|Fri, Oct 20, 2017 02:55 PM
|Wednesday, March 8, 2017 issue
Jackson dishes on behind-the- scenes events in earlier movies
by Jill Jackson
01/18/2008 - HOLLYWOOD ... In my younger days when I was a columnist playing at being an "actress," Ross Hunter cast me in the role of the policewoman in charge of Lana Turner in "Madam X." The film has had quite a run. It's still on somewhere, sometime. My residuals are down to, like, $28. However, what went on behind the scenes would make an ever better film.
You would have thought I was one of the leading players, not one who just held on to Lana and said not one word throughout the entire film. First I had to go to Western Costume to be fitted for a uniform. That done, my hair was trimmed a la a police matron's — short. Then I was given my own little dressing room in the back of the set, along with Lana's, Constance Bennett's and John Forsythe's.
Then the best part: I was given a gun belt and a gun — a tiny snub-nosed .38. Unloaded, of course. BUT would you believe? There was a person hired just to hand me that gun in the morning. Take it at noon when we broke for lunch. Give it back to me when we returned, and then take it again when we closed down for the day. This went on for a week.
But that's not all. Lana and Constance were feuding because Lana felt Constance was getting a fancier wardrobe, and they weren't speaking. One would poke her head out of her dressing room, and if the other was sitting out on the set, she would poke her head in and stay in.

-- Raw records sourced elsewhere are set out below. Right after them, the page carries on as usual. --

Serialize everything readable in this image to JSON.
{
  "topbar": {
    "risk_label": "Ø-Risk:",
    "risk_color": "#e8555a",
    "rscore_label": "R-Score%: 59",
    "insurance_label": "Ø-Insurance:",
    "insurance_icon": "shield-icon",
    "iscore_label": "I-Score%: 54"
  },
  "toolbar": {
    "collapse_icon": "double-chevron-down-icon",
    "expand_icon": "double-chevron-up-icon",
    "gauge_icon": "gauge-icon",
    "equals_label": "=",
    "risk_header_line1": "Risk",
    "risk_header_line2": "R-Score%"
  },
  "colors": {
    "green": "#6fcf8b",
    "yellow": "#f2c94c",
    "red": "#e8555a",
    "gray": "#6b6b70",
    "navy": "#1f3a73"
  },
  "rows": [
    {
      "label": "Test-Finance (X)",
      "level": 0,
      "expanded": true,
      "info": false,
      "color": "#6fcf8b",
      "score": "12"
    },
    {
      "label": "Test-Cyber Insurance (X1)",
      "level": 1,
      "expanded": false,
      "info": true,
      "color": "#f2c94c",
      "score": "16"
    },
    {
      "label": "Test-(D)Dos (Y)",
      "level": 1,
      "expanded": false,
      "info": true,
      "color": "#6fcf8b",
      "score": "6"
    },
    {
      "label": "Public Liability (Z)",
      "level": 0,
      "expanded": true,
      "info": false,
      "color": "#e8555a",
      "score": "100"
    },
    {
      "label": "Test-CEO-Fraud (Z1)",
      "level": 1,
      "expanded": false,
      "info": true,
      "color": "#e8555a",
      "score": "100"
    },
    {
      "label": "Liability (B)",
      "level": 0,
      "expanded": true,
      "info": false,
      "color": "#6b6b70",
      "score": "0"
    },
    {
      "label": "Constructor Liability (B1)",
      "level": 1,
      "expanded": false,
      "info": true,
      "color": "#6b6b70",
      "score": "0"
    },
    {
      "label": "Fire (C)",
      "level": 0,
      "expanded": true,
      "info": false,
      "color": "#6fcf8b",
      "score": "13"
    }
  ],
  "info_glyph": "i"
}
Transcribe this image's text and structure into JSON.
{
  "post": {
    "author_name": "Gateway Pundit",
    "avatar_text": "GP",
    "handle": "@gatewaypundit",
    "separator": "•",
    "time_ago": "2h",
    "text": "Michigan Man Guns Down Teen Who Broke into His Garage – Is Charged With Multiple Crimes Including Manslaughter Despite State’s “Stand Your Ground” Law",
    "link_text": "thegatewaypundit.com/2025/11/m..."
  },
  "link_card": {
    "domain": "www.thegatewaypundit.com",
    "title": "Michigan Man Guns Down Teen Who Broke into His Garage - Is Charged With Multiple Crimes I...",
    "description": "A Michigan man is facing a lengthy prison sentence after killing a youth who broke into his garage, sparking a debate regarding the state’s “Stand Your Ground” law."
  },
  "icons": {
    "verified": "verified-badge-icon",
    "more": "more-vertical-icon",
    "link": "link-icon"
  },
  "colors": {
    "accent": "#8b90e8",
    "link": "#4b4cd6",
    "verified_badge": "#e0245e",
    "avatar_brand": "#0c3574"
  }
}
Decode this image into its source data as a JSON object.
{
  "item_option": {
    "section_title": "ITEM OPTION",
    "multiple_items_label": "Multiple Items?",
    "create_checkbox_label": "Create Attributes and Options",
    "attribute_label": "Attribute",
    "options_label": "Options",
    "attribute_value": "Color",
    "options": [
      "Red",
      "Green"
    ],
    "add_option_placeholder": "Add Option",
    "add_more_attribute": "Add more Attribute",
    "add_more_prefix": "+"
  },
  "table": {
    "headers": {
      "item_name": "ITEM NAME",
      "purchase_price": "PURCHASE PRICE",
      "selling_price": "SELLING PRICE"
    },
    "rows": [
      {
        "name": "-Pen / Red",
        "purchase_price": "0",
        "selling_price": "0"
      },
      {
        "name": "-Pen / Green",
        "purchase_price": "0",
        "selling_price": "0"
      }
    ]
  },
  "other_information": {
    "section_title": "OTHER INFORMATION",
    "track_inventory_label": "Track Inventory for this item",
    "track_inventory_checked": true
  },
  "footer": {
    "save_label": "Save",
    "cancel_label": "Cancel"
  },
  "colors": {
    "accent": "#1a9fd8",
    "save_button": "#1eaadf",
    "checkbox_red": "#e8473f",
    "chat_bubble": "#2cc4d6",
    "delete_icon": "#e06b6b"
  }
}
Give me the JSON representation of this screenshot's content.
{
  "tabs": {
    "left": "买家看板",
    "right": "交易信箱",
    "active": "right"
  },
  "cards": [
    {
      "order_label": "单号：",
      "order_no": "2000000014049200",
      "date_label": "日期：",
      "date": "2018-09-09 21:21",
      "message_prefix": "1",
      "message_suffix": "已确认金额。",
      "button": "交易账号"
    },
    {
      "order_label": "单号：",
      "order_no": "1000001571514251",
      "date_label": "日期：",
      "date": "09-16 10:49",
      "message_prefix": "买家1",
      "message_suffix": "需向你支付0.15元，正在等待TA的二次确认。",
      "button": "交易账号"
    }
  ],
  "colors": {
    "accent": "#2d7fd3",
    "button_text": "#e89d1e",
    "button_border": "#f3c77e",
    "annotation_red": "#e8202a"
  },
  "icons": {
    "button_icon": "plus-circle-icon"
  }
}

It even got so bad that when Constance would have her close-ups and Lana was supposed to feed her lines, Lana wouldn't do it. Sooo, guess who got to read the lines while the camera was on Constance? That's right, you guessed it. The film finally wrapped without bloodshed, and is one of the most replayed films of all time. What went on in the making could well have been made into another film. Quelle experience!
Ross also cast me in a small role in "Tammy and the Doctor." I was a scrub nurse in the operating room, completely covered with face mask, hair wrapped in a cap, rubber gloves and a long green gown. There was nothing of me out except my eyes. All I had to do in this one was hand a few instruments to a doctor. When shooting stopped at noon, and my scene was over, I went to the dressing room, changed back into my clothes and was headed off the lot when an assistant director came charging after me screaming: "You're not through. Now we shoot from another angle." Sooo, back I went. We shot from the "other angle," and I was finished.
At least when I see myself in this one I haven't changed a bit. That's because you can't see any of me. I might add that I also was a columnist then, and even though my career as an actress in the movies wasn't soaring, I was getting some mighty good stories.
Then there was "Airport." I was one of the passengers on the plane. Also in that one to write a story about the making. We worked six weeks. From 6 a.m. until 6 p.m. Just seated in the plane and reacting to all the goings-on. I was a couple of seats ahead of Helen Hayes, who was so wonderful and won a supporting Oscar for her role as little old Miss Ada Quonset. I've seen the film at least 10 times in reruns, and I've yet to find me. However, I do also still receive residuals from that one. About $22 with every showing.
Such was my life as a movie actress. Better to stick to column writing.
(c) 2008 King Features Synd., Inc.